Caruso has given extensive financial support to staunchly antiabortion politicians, including more than $240,000 to a super PACsupporting John Kasich's GOP presidential run in 2016, $100,000 to a PAC supporting President George W. Bush's reelection in 2004, $50,000 to a PAC supporting Rep. Kevin McCarthy, R-Calif., in 2017 and $4,300 to a committee supporting Sen. Mitch McConnell in 2007.
Caruso also contributed hundreds of thousands of dollars to Republican party committees between 2003 and 2017.
Fellow mayoral candidate City Attorney Mike Feuer attacked Caruso's "anti-choice record" in a statement Tuesday morning.
"Elections are about core values. When it comes to a woman's right to choose, the choice is stark. I've always supported it. Rick Caruso hasn't. I have L.A. values. Rick Caruso doesn't."
When asked about Caruso's prior support of antiabortion politicians on Tuesday morning, Bass described Los Angeles as "overwhelmingly Democratic" and noted that Caruso had spent most of his life as a Republican.

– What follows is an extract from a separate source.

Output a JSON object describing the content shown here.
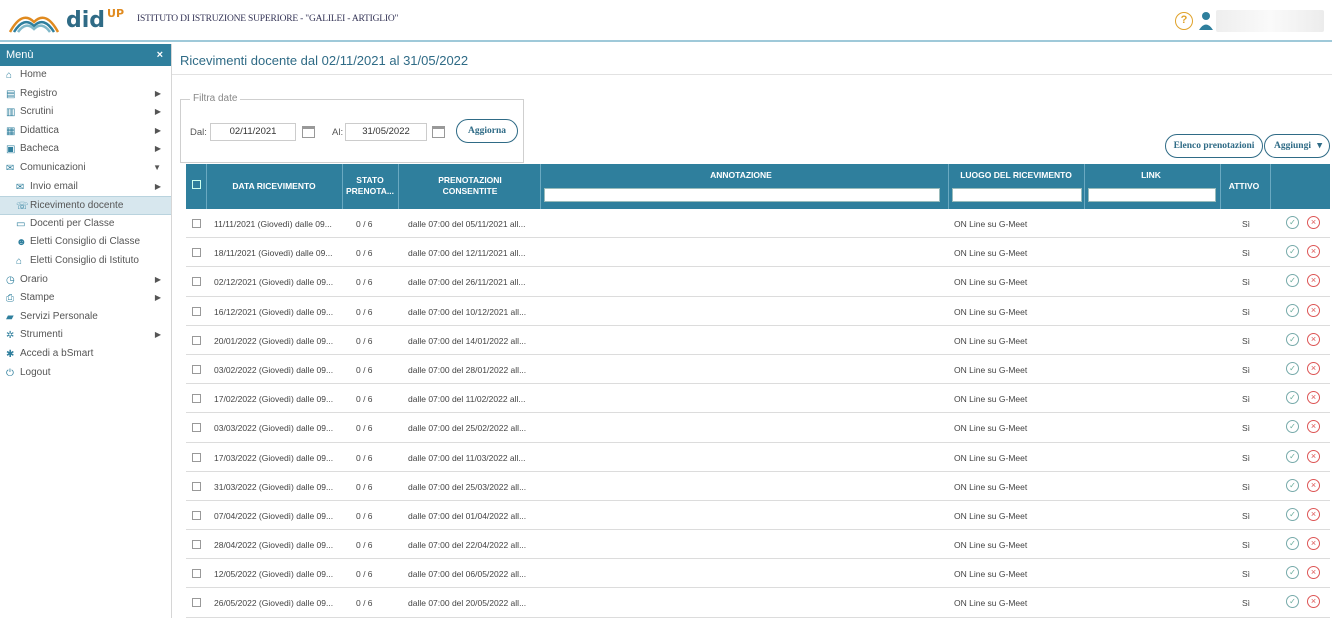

"Our city is at a crossroads," she said. "Which direction are we going to go in? Are we going to go more toward an inclusive future that brings our very diverse city together? Or are we going to resurrect policies of the past that we know have not worked?"
An independent expenditure committee supporting Karen Bass' candidacy also plans to launch a 30-second digital ad Wednesday that attacks Caruso for his past support of the Republican National Committee and politicians such as McConnell and McCarthy. The committee operates independently of Bass' campaign and cannot legally coordinate with it.
"How did it get this bad? Republican billionaires like Rick Caruso giving away their fortunes to anti-choice Republicans and causes," the ad intones as stark black-and-white images of McCarthy, McConnell and Supreme Court Justice Brett Kavanaugh transition to a photo of Caruso with the words "anti-choice" emblazoned over his face, according to a draft copy of the ad shown to The Times ahead of its release.
Times staff writer Benjamin Oreskes contributed to this report.